Thursday, January 26, 2012
This morning my email gave me this message from Hal, of Scream Free Parenting:
There is something especially pernicious about bedtime issues. The kids are tired (although they sure as heck won’t admit to it), you’re tired (and you certainly have trouble hiding it), and like oil and water these two things just don’t mix.
I think children are afraid that all of the good stuff in life happens after they go to sleep. They will pull out all the stops in order to squeeze out a few extra minutes. Before the bedtime announcement, a child can be as content as can be. Afterwards, they suddenly are in need of water, a snack, a book, more time for homework. They move in slow motion as they clean up (if they even do) and they find any excuse in the book to engage you in a conversation as to why they aren’t tired. It can be so aggravating.
But aren’t we much the same? How many times have you been on your way to bed only to be lured to the glow of the television or the hum of the refrigerator? How many times do you know that you need to get some sleep, but you remember an important email you forgot to send? Too often, we expect more from our children than we do from ourselves. And this leads us to treat them with disdain and disrespect. Recognize that they are not all that different from you. Their lego project is every bit as important as your sales proposal, so don’t spring bedtime on them and expect them to drop everything and run upstairs. Start the bedtime process way earlier than you think you need to (for both of you!) and that way you can actually enjoy yourself along the way to dreamland.
Bedtime is bedtime here. We have good nights and rough nights. Ed does the boys almost every. single. night. Bless him. But this is his time with them. And sometimes I rush them and that's not fair. Ed does notice that I have a short fuse by bedtime, and I think it is obvious why the day ends this way for me. I have been "on kid duty" all day. Negotiating, entertaining, balancing, unfortunately bartering and arguing with human beings under the age of 8. I am exhausted...mentally. And by bedtime it is hard to realize the precious opportunity that this time of day offers...if we let it slow down and happen more peacefully.
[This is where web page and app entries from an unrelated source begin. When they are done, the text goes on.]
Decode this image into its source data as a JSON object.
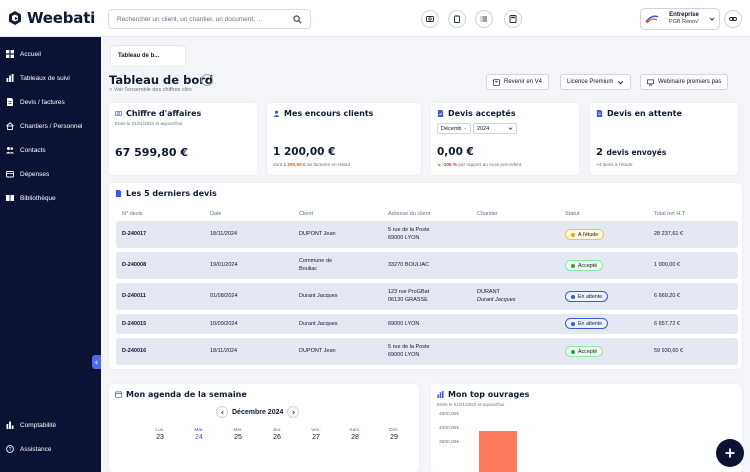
{
  "app": {
    "name": "Weebati"
  },
  "header": {
    "search_placeholder": "Rechercher un client, un chantier, un document, ...",
    "company": {
      "type": "Entreprise",
      "name": "PGB Renov'"
    }
  },
  "sidebar": {
    "items": [
      {
        "label": "Accueil",
        "icon": "grid-icon"
      },
      {
        "label": "Tableaux de suivi",
        "icon": "chart-icon"
      },
      {
        "label": "Devis / factures",
        "icon": "document-icon"
      },
      {
        "label": "Chantiers / Personnel",
        "icon": "house-icon"
      },
      {
        "label": "Contacts",
        "icon": "users-icon"
      },
      {
        "label": "Dépenses",
        "icon": "wallet-icon"
      },
      {
        "label": "Bibliothèque",
        "icon": "book-icon"
      }
    ],
    "bottom": [
      {
        "label": "Comptabilité",
        "icon": "bars-icon"
      },
      {
        "label": "Assistance",
        "icon": "help-icon"
      }
    ]
  },
  "tabs": [
    {
      "label": "Tableau de b..."
    }
  ],
  "page": {
    "title": "Tableau de bord",
    "sublink": "> Voir l'ensemble des chiffres clés",
    "buttons": {
      "revenir": "Revenir en V4",
      "licence": "Licence Premium",
      "webinaire": "Webinaire premiers pas"
    }
  },
  "cards": {
    "ca": {
      "title": "Chiffre d'affaires",
      "sub": "Entre le 01/01/2024 et aujourd'hui",
      "value": "67 599,80 €"
    },
    "encours": {
      "title": "Mes encours clients",
      "value": "1 200,00 €",
      "note_pre": "dont",
      "note_amount": "1 200,00 €",
      "note_post": "de factures en retard"
    },
    "acceptes": {
      "title": "Devis acceptés",
      "month": "Décemb",
      "year": "2024",
      "value": "0,00 €",
      "note_pct": "↘ -100 %",
      "note_post": "par rapport au mois précédent"
    },
    "attente": {
      "title": "Devis en attente",
      "count": "2",
      "count_label": "devis envoyés",
      "note_plus": "+4",
      "note_post": "devis à l'étude"
    }
  },
  "devis": {
    "title": "Les 5 derniers devis",
    "columns": [
      "N° devis",
      "Date",
      "Client",
      "Adresse du client",
      "Chantier",
      "Statut",
      "Total net H.T"
    ],
    "rows": [
      {
        "num": "D-240017",
        "date": "18/11/2024",
        "client": [
          "DUPONT Jean"
        ],
        "adresse": [
          "5 rue de la Poste",
          "69000 LYON"
        ],
        "chantier": [],
        "statut": "A l'étude",
        "total": "28 237,61 €"
      },
      {
        "num": "D-240008",
        "date": "19/01/2024",
        "client": [
          "Commune de",
          "Bouliac"
        ],
        "adresse": [
          "33270 BOULIAC"
        ],
        "chantier": [],
        "statut": "Accepté",
        "total": "1 000,00 €"
      },
      {
        "num": "D-240011",
        "date": "01/08/2024",
        "client": [
          "Durant Jacques"
        ],
        "adresse": [
          "123 rue ProGBat",
          "06130 GRASSE"
        ],
        "chantier": [
          "DURANT",
          "Durant Jacques"
        ],
        "statut": "En attente",
        "total": "6 669,20 €"
      },
      {
        "num": "D-240015",
        "date": "10/09/2024",
        "client": [
          "Durant Jacques"
        ],
        "adresse": [
          "69000 LYON"
        ],
        "chantier": [],
        "statut": "En attente",
        "total": "6 657,72 €"
      },
      {
        "num": "D-240016",
        "date": "18/11/2024",
        "client": [
          "DUPONT Jean"
        ],
        "adresse": [
          "5 rue de la Poste",
          "69000 LYON"
        ],
        "chantier": [],
        "statut": "Accepté",
        "total": "59 930,60 €"
      }
    ]
  },
  "agenda": {
    "title": "Mon agenda de la semaine",
    "month": "Décembre 2024",
    "days": [
      {
        "name": "Lun.",
        "num": "23"
      },
      {
        "name": "Mar.",
        "num": "24"
      },
      {
        "name": "Mer.",
        "num": "25"
      },
      {
        "name": "Jeu.",
        "num": "26"
      },
      {
        "name": "Ven.",
        "num": "27"
      },
      {
        "name": "Sam.",
        "num": "28"
      },
      {
        "name": "Dim.",
        "num": "29"
      }
    ]
  },
  "ouvrages": {
    "title": "Mon top ouvrages",
    "sub": "Entre le 01/01/2023 et aujourd'hui",
    "y_ticks": [
      "4500,00€",
      "4000,00€",
      "3500,00€"
    ]
  },
  "colors": {
    "sidebar": "#0b1233",
    "accent": "#3b5bdb",
    "row_bg": "#e4e8f3",
    "status_etude": "#f0a500",
    "status_accepte": "#2f9e44",
    "status_attente": "#3b5bdb",
    "chart_bar": "#ff7a5c"
  }
}
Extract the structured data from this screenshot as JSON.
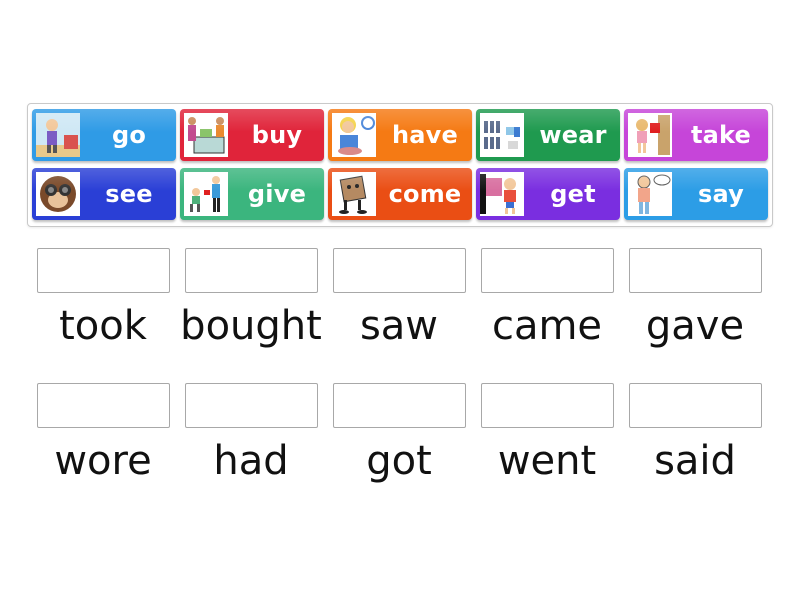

But this comment in my email today also reminds me that throughout the ENTIRE day, my children are little humans who have these needs that they often times have to verbalize and get help with. Things like curing their hunger and thirst. Help in the bathroom. Permission for playing with certain things like markers and play dough and paint. And this is all normal and developmental. But sometimes I think, wow, how exhausting to have to ask for help with so many things. To have to verbalize having your needs met...all. the time. It has to be hard. And to be brushed off with a "just a second." Must be frustrating. Even though on the mothering end...it is only fair that you get to finish what you are doing before you hop up to get them another glass of water.
My point. Sometimes I forget that how I talk to my children wouldn't feel very nice...if someone was talking to me like that. And that makes me really sad. And yet, as moms and dads, we have to give ourselves breaks when we get frustrated and say things in a too harsh a tone. I try to always remember that my tone says more than what I am actually saying. And if I went to Target and asked where I could find the ranch dressing and the store lady rolled her eyes and said in a snotty tone, "I'll be there in a minute" and then a minute passes, so I ask again. And she responds, "Right there! Geez, open your eyes. Same place it was last time you were here."...well now, I would probably cry. So today, I am admitting:
My name is Sarah. I am a mama of three. I sometimes am tired and frustrated having to communicate with human beings that often times can't rationalize. And sometimes I use a tone that isn't the best choice. BUT, I am also known to apologize to my children. And I think that - makes us all learn from our time together.
Charley's teacher emailed today and said that a mom emailed saying, "her son has come home the last few days talking about a boy named Charley. Charley asks him to play at recess, is kind sitting next to him in class, etc." And his teacher said, "he is such a good role model."
A reminder, that our low moments as parents can be low. But they are just moments. And as long as we are reflecting and always striving to do our best - those low moments don't overshadow all the good we do during on our mothering journey. And getting kind comments from outside the family mean the world and they prove that we are doing it right...some of the time.
I am thankful that my children have a daddy who can pull out just enough patience at the end of most days to try and fully experience the potential of the bedtime routine. And how lucky we are that we can remind each other or relieve each other when our patience isn't there. Slowing down, allowing more time, like Hal says, are solutions for responding to your child's needs ALL. DAY. LONG. not just at bedtime. Leaving the house. Cleaning up toys. and on and on and on.
This is linked to Shell's Pour your Heart out.
at 10:00 AM Posted by For the Love of Naps - Sarah